SUPPLIED MATERIAL section start
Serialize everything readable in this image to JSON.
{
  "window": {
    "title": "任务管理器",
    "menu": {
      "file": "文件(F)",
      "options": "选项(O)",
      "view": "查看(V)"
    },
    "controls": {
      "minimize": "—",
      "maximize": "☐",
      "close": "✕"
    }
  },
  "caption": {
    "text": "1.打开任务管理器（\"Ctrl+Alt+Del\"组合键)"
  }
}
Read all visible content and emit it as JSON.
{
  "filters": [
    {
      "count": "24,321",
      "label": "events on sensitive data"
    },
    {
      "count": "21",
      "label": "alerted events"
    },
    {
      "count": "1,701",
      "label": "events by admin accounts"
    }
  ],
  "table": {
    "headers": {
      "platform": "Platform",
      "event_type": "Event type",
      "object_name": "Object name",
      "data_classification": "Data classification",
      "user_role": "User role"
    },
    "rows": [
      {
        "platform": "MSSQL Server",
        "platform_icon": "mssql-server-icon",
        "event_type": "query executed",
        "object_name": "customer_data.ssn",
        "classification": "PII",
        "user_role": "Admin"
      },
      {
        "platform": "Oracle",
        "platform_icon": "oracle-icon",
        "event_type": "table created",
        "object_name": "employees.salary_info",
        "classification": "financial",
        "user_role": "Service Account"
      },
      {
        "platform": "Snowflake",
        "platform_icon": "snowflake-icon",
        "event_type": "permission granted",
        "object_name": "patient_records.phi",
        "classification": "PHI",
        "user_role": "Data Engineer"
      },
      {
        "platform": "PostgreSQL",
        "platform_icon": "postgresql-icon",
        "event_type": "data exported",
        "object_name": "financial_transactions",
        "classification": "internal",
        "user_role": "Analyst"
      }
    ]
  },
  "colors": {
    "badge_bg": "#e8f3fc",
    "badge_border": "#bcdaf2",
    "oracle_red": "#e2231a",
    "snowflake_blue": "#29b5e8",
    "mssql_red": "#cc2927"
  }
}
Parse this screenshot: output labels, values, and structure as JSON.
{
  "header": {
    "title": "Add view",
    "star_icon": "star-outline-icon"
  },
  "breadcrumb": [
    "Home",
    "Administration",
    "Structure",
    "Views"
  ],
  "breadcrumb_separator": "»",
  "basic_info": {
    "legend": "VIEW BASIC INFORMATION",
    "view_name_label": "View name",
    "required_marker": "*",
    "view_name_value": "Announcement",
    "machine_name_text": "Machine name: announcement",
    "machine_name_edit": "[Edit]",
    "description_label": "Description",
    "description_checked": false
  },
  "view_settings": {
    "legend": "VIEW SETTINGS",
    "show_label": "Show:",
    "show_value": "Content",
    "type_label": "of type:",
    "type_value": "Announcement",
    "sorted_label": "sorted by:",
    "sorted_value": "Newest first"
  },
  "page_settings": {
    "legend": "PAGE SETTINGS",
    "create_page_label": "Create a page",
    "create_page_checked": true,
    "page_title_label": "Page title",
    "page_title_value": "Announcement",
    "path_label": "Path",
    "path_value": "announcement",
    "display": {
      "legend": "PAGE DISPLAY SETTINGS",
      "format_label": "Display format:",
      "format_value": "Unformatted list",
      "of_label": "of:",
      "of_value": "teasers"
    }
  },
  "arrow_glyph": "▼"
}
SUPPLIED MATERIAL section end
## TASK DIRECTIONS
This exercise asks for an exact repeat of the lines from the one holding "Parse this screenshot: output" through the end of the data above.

## RESPONSE
Parse this screenshot: output labels, values, and structure as JSON.
{
  "header": {
    "title": "Add view",
    "star_icon": "star-outline-icon"
  },
  "breadcrumb": [
    "Home",
    "Administration",
    "Structure",
    "Views"
  ],
  "breadcrumb_separator": "»",
  "basic_info": {
    "legend": "VIEW BASIC INFORMATION",
    "view_name_label": "View name",
    "required_marker": "*",
    "view_name_value": "Announcement",
    "machine_name_text": "Machine name: announcement",
    "machine_name_edit": "[Edit]",
    "description_label": "Description",
    "description_checked": false
  },
  "view_settings": {
    "legend": "VIEW SETTINGS",
    "show_label": "Show:",
    "show_value": "Content",
    "type_label": "of type:",
    "type_value": "Announcement",
    "sorted_label": "sorted by:",
    "sorted_value": "Newest first"
  },
  "page_settings": {
    "legend": "PAGE SETTINGS",
    "create_page_label": "Create a page",
    "create_page_checked": true,
    "page_title_label": "Page title",
    "page_title_value": "Announcement",
    "path_label": "Path",
    "path_value": "announcement",
    "display": {
      "legend": "PAGE DISPLAY SETTINGS",
      "format_label": "Display format:",
      "format_value": "Unformatted list",
      "of_label": "of:",
      "of_value": "teasers"
    }
  },
  "arrow_glyph": "▼"
}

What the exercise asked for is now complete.